On exceptional and non-recurring COVID-19 related costs, such as expenditures on PPE, the OECD provides that the allocation of such costs should follow risk assumption and how third parties would treat such costs. Additionally, the guidance discusses that it will be important to consider whether any pertinent cost basis should include or exclude exceptional costs, and if included, whether they be treated as "pass-through" costs without markup/profit element.
On the third and final prong, the OECD discusses the invocation of force majeure clauses and states that the particular agreement and underlying legal framework should form the starting point of a TP analysis. The guidance recognizes that arm's length parties may choose not to strictly enforce all contract terms where it is not in their interest to do so (such as jeopardizing the survival of a key customer or supplier). This is an important acknowledgement by the OECD and where an intercompany agreement does not contain a force majeure clause or it was not formally invoked, a departure from the terms may be permissible if arm's length parties in comparable circumstances would have agreed to such modifications.
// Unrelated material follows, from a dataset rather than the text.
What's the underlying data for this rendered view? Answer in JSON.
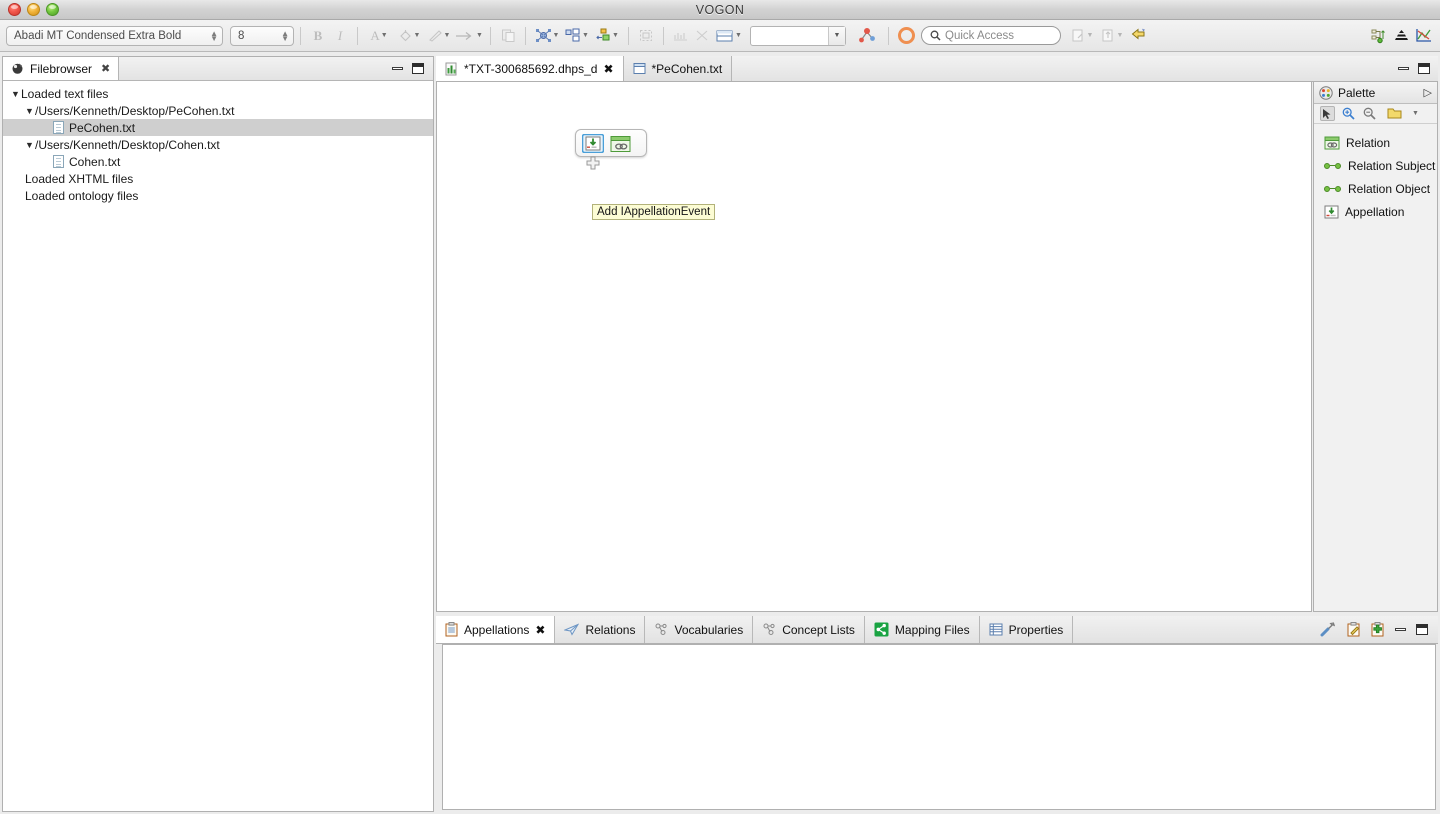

Government Assistance Programs
Many governments responded to the economic shock with assistance programs for businesses as well as individuals. Canada was a leader in the amount of assistance provided to the economy and the Canada Emergency Wage Subsidy (CEWS) alone represents $60 billion in subsidy.
The guidance provides that government assistance should be generally considered as a market condition and factors to consider include:
- whether the receipt of government assistance provides a market advantage to the recipient;
- the amount of any increase in revenues, decrease in costs, vis-à-vis those of reliable comparables, that are attributable to the government assistance received, and the duration of the assistance; and,
- the degree to which benefits of government assistance, at arm’s length, are passed on to independent customers or suppliers.
The guidance also notes that it would be contrary to the arm’s length principle to assume that the mere receipt of government assistance would affect the price of the accurately delineated controlled transaction (without performing a careful comparability analysis). Again, caution is required in applying this guidance in the Canadian context, as CRA has stated publicly their expectation that the Canadian taxpayer would keep the benefit of assistance from the Canadian government and not effectively share it through a pricing formula or adjustment. Taxpayers should also be aware that the CRA is actively auditing CEWS recipients, often with onerous demands for information.
Advance Pricing Arrangements (APAs)
The guidance states that APAs cannot simply be disregarded by taxpayers or tax administrations. Not surprisingly, it encourages taxpayers to raise APA issues with the relevant tax administrations promptly and to develop supporting documentation addressing unique pandemic circumstances.
The COVID-19 pandemic has created the biggest economic shock in generations, with very material consequences to business. Parsing how these consequences impact TP reporting and compliance in 2020 and subsequent years is a complex exercise. While the OECD has provided some largely helpful guidance to taxpayers, it is general in nature and does not have the force of law in Canada. Taxpayers need consider whether and how to adjust their TP reporting, taking into account not only recent statements from the CRA on pandemic impacts, but also recent developments in Canadian case law, changes in CRA's assessing practices and changes to Canadian TP legislation that have the potential to increase penalties.
Bennett Jones has experienced lawyers that are well-versed in the Canadian transfer pricing rules and one of the leading tax controversy practices in the country. To learn more, please contact the authors of this post or other members of our Bennett Jones Tax team.